Seniors' eyesight is the gateway to their independence and their security, as having poor vision can lead to falls or other serious problems. According to AARP The Magazine, some common eye problems may be overlooked for too long, until the issue become full blown, which is why seniors need to be more careful about what and how they see.
A common indicator that it's time to head to the ophthalmologist is if small print begins to appear fuzzy. This happens because, with age, the eye's lens become less flexible, making it harder to change focal points from near to far. The magazine reports that a way to fix this is to get bifocal glasses, which can make the transition easier on the eyes.
Another common eye woe seniors face is difficulty driving at night, which is due to the development of an irregular curve in the cornea, leading to blurriness. This problem can be fixed with a new, stronger prescription. However, if the problem worsens, it may be time to turn over the keys to a relative. Dry eyes can also plague seniors as their eyes may no longer have the right amount of tears to fully lubricate the entire eye.

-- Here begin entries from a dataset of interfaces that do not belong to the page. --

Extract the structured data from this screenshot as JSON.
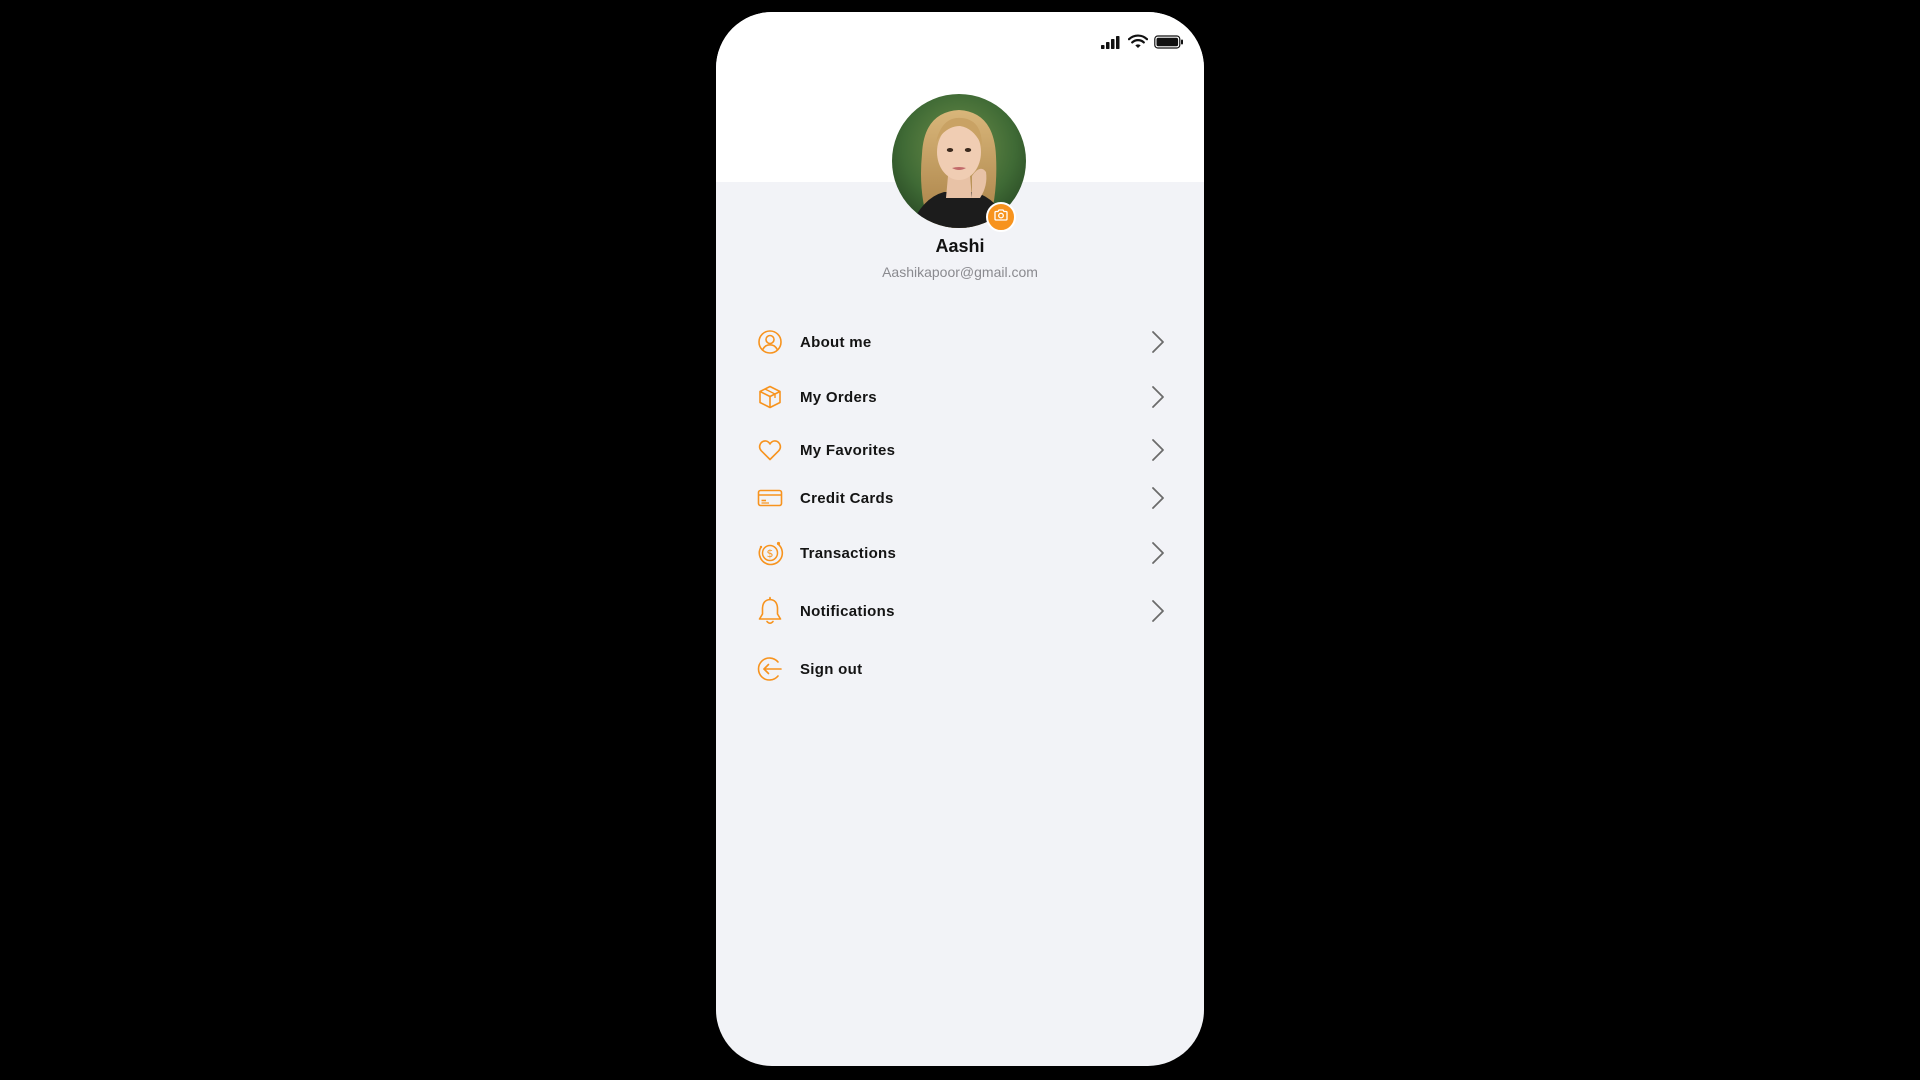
{
  "profile": {
    "name": "Aashi",
    "email": "Aashikapoor@gmail.com"
  },
  "icons": {
    "signal": "cellular-signal-icon",
    "wifi": "wifi-icon",
    "battery": "battery-icon",
    "camera": "camera-icon",
    "chevron": "chevron-right-icon"
  },
  "colors": {
    "accent": "#f7931e",
    "background": "#f2f3f7",
    "header": "#ffffff",
    "text": "#141414",
    "muted": "#8a8a8f"
  },
  "menu": {
    "items": [
      {
        "label": "About me",
        "icon": "user-icon"
      },
      {
        "label": "My Orders",
        "icon": "box-icon"
      },
      {
        "label": "My Favorites",
        "icon": "heart-icon"
      },
      {
        "label": "Credit Cards",
        "icon": "credit-card-icon"
      },
      {
        "label": "Transactions",
        "icon": "dollar-coin-icon"
      },
      {
        "label": "Notifications",
        "icon": "bell-icon"
      },
      {
        "label": "Sign out",
        "icon": "sign-out-icon"
      }
    ]
  }
}
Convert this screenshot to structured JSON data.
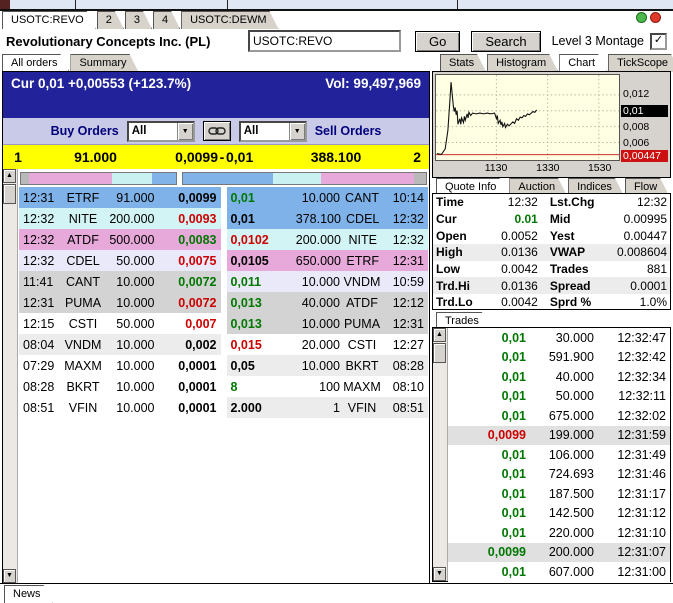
{
  "icons": {
    "dropdown_arrow": "▼",
    "scroll_up": "▲",
    "scroll_down": "▼",
    "checkbox_check": "✓"
  },
  "top_tabs": [
    {
      "label": "USOTC:REVO",
      "active": true
    },
    {
      "label": "2",
      "active": false
    },
    {
      "label": "3",
      "active": false
    },
    {
      "label": "4",
      "active": false
    },
    {
      "label": "USOTC:DEWM",
      "active": false
    }
  ],
  "header": {
    "title": "Revolutionary Concepts Inc. (PL)",
    "symbol_value": "USOTC:REVO",
    "go_label": "Go",
    "search_label": "Search",
    "level3_label": "Level 3 Montage",
    "level3_checked": true
  },
  "montage": {
    "tabs": [
      {
        "label": "All orders",
        "active": true
      },
      {
        "label": "Summary",
        "active": false
      }
    ],
    "cur_line": "Cur 0,01 +0,00553 (+123.7%)",
    "vol_line": "Vol: 99,497,969",
    "buy_orders_label": "Buy Orders",
    "sell_orders_label": "Sell Orders",
    "buy_filter": "All",
    "sell_filter": "All",
    "bbo": {
      "bid_count": "1",
      "bid_size": "91.000",
      "bid_price": "0,0099",
      "sep": "-",
      "ask_price": "0,01",
      "ask_size": "388.100",
      "ask_count": "2"
    },
    "depth_left_segments": [
      {
        "color": "#b9b9b9",
        "pct": 5
      },
      {
        "color": "#e6a9d9",
        "pct": 54
      },
      {
        "color": "#c9f1f1",
        "pct": 26
      },
      {
        "color": "#82b3e8",
        "pct": 15
      }
    ],
    "depth_right_segments": [
      {
        "color": "#82b3e8",
        "pct": 37
      },
      {
        "color": "#c9f1f1",
        "pct": 20
      },
      {
        "color": "#e6a9d9",
        "pct": 38
      },
      {
        "color": "#b9b9b9",
        "pct": 5
      }
    ],
    "buy_rows": [
      {
        "time": "12:31",
        "mm": "ETRF",
        "size": "91.000",
        "price": "0,0099",
        "pc": "#000000",
        "bg": "#7fb2e8"
      },
      {
        "time": "12:32",
        "mm": "NITE",
        "size": "200.000",
        "price": "0,0093",
        "pc": "#cc0000",
        "bg": "#d2f4f4"
      },
      {
        "time": "12:32",
        "mm": "ATDF",
        "size": "500.000",
        "price": "0,0083",
        "pc": "#007700",
        "bg": "#e6a9d9"
      },
      {
        "time": "12:32",
        "mm": "CDEL",
        "size": "50.000",
        "price": "0,0075",
        "pc": "#cc0000",
        "bg": "#e9e9fa"
      },
      {
        "time": "11:41",
        "mm": "CANT",
        "size": "10.000",
        "price": "0,0072",
        "pc": "#007700",
        "bg": "#d3d3d3"
      },
      {
        "time": "12:31",
        "mm": "PUMA",
        "size": "10.000",
        "price": "0,0072",
        "pc": "#cc0000",
        "bg": "#d3d3d3"
      },
      {
        "time": "12:15",
        "mm": "CSTI",
        "size": "50.000",
        "price": "0,007",
        "pc": "#cc0000",
        "bg": "#ffffff"
      },
      {
        "time": "08:04",
        "mm": "VNDM",
        "size": "10.000",
        "price": "0,002",
        "pc": "#000000",
        "bg": "#ececec"
      },
      {
        "time": "07:29",
        "mm": "MAXM",
        "size": "10.000",
        "price": "0,0001",
        "pc": "#000000",
        "bg": "#ffffff"
      },
      {
        "time": "08:28",
        "mm": "BKRT",
        "size": "10.000",
        "price": "0,0001",
        "pc": "#000000",
        "bg": "#ffffff"
      },
      {
        "time": "08:51",
        "mm": "VFIN",
        "size": "10.000",
        "price": "0,0001",
        "pc": "#000000",
        "bg": "#ffffff"
      }
    ],
    "sell_rows": [
      {
        "price": "0,01",
        "size": "10.000",
        "mm": "CANT",
        "time": "10:14",
        "pc": "#007700",
        "bg": "#7fb2e8"
      },
      {
        "price": "0,01",
        "size": "378.100",
        "mm": "CDEL",
        "time": "12:32",
        "pc": "#000000",
        "bg": "#7fb2e8"
      },
      {
        "price": "0,0102",
        "size": "200.000",
        "mm": "NITE",
        "time": "12:32",
        "pc": "#cc0000",
        "bg": "#d2f4f4"
      },
      {
        "price": "0,0105",
        "size": "650.000",
        "mm": "ETRF",
        "time": "12:31",
        "pc": "#000000",
        "bg": "#e6a9d9"
      },
      {
        "price": "0,011",
        "size": "10.000",
        "mm": "VNDM",
        "time": "10:59",
        "pc": "#007700",
        "bg": "#e9e9fa"
      },
      {
        "price": "0,013",
        "size": "40.000",
        "mm": "ATDF",
        "time": "12:12",
        "pc": "#007700",
        "bg": "#d3d3d3"
      },
      {
        "price": "0,013",
        "size": "10.000",
        "mm": "PUMA",
        "time": "12:31",
        "pc": "#007700",
        "bg": "#d3d3d3"
      },
      {
        "price": "0,015",
        "size": "20.000",
        "mm": "CSTI",
        "time": "12:27",
        "pc": "#cc0000",
        "bg": "#ffffff"
      },
      {
        "price": "0,05",
        "size": "10.000",
        "mm": "BKRT",
        "time": "08:28",
        "pc": "#000000",
        "bg": "#ececec"
      },
      {
        "price": "8",
        "size": "100",
        "mm": "MAXM",
        "time": "08:10",
        "pc": "#007700",
        "bg": "#ffffff"
      },
      {
        "price": "2.000",
        "size": "1",
        "mm": "VFIN",
        "time": "08:51",
        "pc": "#000000",
        "bg": "#ececec"
      }
    ]
  },
  "right": {
    "chart_tabs": [
      {
        "label": "Stats",
        "active": false
      },
      {
        "label": "Histogram",
        "active": false
      },
      {
        "label": "Chart",
        "active": true
      },
      {
        "label": "TickScope",
        "active": false
      }
    ],
    "quote_tabs": [
      {
        "label": "Quote Info",
        "active": true
      },
      {
        "label": "Auction",
        "active": false
      },
      {
        "label": "Indices",
        "active": false
      },
      {
        "label": "Flow",
        "active": false
      }
    ],
    "quote_rows": [
      {
        "l1": "Time",
        "v1": "12:32",
        "v1c": "#000000",
        "l2": "Lst.Chg",
        "v2": "12:32",
        "bg": "#ffffff"
      },
      {
        "l1": "Cur",
        "v1": "0.01",
        "v1c": "#007700",
        "l2": "Mid",
        "v2": "0.00995",
        "bg": "#ffffff"
      },
      {
        "l1": "Open",
        "v1": "0.0052",
        "v1c": "#000000",
        "l2": "Yest",
        "v2": "0.00447",
        "bg": "#ffffff"
      },
      {
        "l1": "High",
        "v1": "0.0136",
        "v1c": "#000000",
        "l2": "VWAP",
        "v2": "0.008604",
        "bg": "#ececec"
      },
      {
        "l1": "Low",
        "v1": "0.0042",
        "v1c": "#000000",
        "l2": "Trades",
        "v2": "881",
        "bg": "#ffffff"
      },
      {
        "l1": "Trd.Hi",
        "v1": "0.0136",
        "v1c": "#000000",
        "l2": "Spread",
        "v2": "0.0001",
        "bg": "#ececec"
      },
      {
        "l1": "Trd.Lo",
        "v1": "0.0042",
        "v1c": "#000000",
        "l2": "Sprd %",
        "v2": "1.0%",
        "bg": "#ffffff"
      }
    ],
    "trades_tab": "Trades",
    "trades": [
      {
        "price": "0,01",
        "size": "30.000",
        "time": "12:32:47",
        "pc": "#007700",
        "bg": "#ffffff"
      },
      {
        "price": "0,01",
        "size": "591.900",
        "time": "12:32:42",
        "pc": "#007700",
        "bg": "#ffffff"
      },
      {
        "price": "0,01",
        "size": "40.000",
        "time": "12:32:34",
        "pc": "#007700",
        "bg": "#ffffff"
      },
      {
        "price": "0,01",
        "size": "50.000",
        "time": "12:32:11",
        "pc": "#007700",
        "bg": "#ffffff"
      },
      {
        "price": "0,01",
        "size": "675.000",
        "time": "12:32:02",
        "pc": "#007700",
        "bg": "#ffffff"
      },
      {
        "price": "0,0099",
        "size": "199.000",
        "time": "12:31:59",
        "pc": "#cc0000",
        "bg": "#e0e0e0"
      },
      {
        "price": "0,01",
        "size": "106.000",
        "time": "12:31:49",
        "pc": "#007700",
        "bg": "#ffffff"
      },
      {
        "price": "0,01",
        "size": "724.693",
        "time": "12:31:46",
        "pc": "#007700",
        "bg": "#ffffff"
      },
      {
        "price": "0,01",
        "size": "187.500",
        "time": "12:31:17",
        "pc": "#007700",
        "bg": "#ffffff"
      },
      {
        "price": "0,01",
        "size": "142.500",
        "time": "12:31:12",
        "pc": "#007700",
        "bg": "#ffffff"
      },
      {
        "price": "0,01",
        "size": "220.000",
        "time": "12:31:10",
        "pc": "#007700",
        "bg": "#ffffff"
      },
      {
        "price": "0,0099",
        "size": "200.000",
        "time": "12:31:07",
        "pc": "#007700",
        "bg": "#e0e0e0"
      },
      {
        "price": "0,01",
        "size": "607.000",
        "time": "12:31:00",
        "pc": "#007700",
        "bg": "#ffffff"
      }
    ]
  },
  "chart_data": {
    "type": "line",
    "title": "Intraday price",
    "x_ticks": [
      "1130",
      "1330",
      "1530"
    ],
    "x_tick_fractions": [
      0.33,
      0.61,
      0.89
    ],
    "y_ticks": [
      {
        "label": "0,012",
        "value": 0.012,
        "style": "plain"
      },
      {
        "label": "0,01",
        "value": 0.01,
        "style": "black"
      },
      {
        "label": "0,008",
        "value": 0.008,
        "style": "plain"
      },
      {
        "label": "0,006",
        "value": 0.006,
        "style": "plain"
      },
      {
        "label": "0,00447",
        "value": 0.00447,
        "style": "red"
      }
    ],
    "y_range": [
      0.0038,
      0.0145
    ],
    "ref_line_value": 0.00447,
    "line_color": "#111111",
    "ref_line_color": "#cc1111",
    "grid_color": "#b9b9a0",
    "bg": "#ffffe4",
    "points": [
      [
        0.005,
        0.0046
      ],
      [
        0.03,
        0.0045
      ],
      [
        0.05,
        0.0052
      ],
      [
        0.065,
        0.0075
      ],
      [
        0.075,
        0.011
      ],
      [
        0.082,
        0.0136
      ],
      [
        0.09,
        0.0118
      ],
      [
        0.095,
        0.0105
      ],
      [
        0.1,
        0.0099
      ],
      [
        0.105,
        0.0104
      ],
      [
        0.11,
        0.0095
      ],
      [
        0.115,
        0.01
      ],
      [
        0.12,
        0.0083
      ],
      [
        0.13,
        0.009
      ],
      [
        0.135,
        0.0083
      ],
      [
        0.14,
        0.0091
      ],
      [
        0.15,
        0.0085
      ],
      [
        0.155,
        0.0093
      ],
      [
        0.16,
        0.0088
      ],
      [
        0.17,
        0.0096
      ],
      [
        0.175,
        0.0091
      ],
      [
        0.18,
        0.0098
      ],
      [
        0.19,
        0.0094
      ],
      [
        0.2,
        0.0097
      ],
      [
        0.22,
        0.0096
      ],
      [
        0.24,
        0.0097
      ],
      [
        0.26,
        0.0096
      ],
      [
        0.28,
        0.0097
      ],
      [
        0.3,
        0.0096
      ],
      [
        0.32,
        0.0097
      ],
      [
        0.33,
        0.009
      ],
      [
        0.335,
        0.0094
      ],
      [
        0.34,
        0.0084
      ],
      [
        0.35,
        0.0088
      ],
      [
        0.355,
        0.0082
      ],
      [
        0.36,
        0.0086
      ],
      [
        0.365,
        0.008
      ],
      [
        0.375,
        0.0084
      ],
      [
        0.38,
        0.0079
      ],
      [
        0.39,
        0.0083
      ],
      [
        0.4,
        0.0081
      ],
      [
        0.42,
        0.0086
      ],
      [
        0.43,
        0.0084
      ],
      [
        0.44,
        0.009
      ],
      [
        0.45,
        0.0088
      ],
      [
        0.46,
        0.0092
      ],
      [
        0.47,
        0.0091
      ],
      [
        0.48,
        0.0094
      ],
      [
        0.49,
        0.0093
      ],
      [
        0.5,
        0.0096
      ],
      [
        0.51,
        0.0095
      ],
      [
        0.52,
        0.0097
      ],
      [
        0.53,
        0.0099
      ],
      [
        0.54,
        0.0098
      ],
      [
        0.55,
        0.0101
      ]
    ]
  },
  "news_tab": "News"
}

Having good eyesight is crucial for the elderly to avoid falls. If a loved one's eyesight is slowly getting worse, it may be the right time to install a medical alert system. This device allows a senior to call for help if a fall or another emergency happens.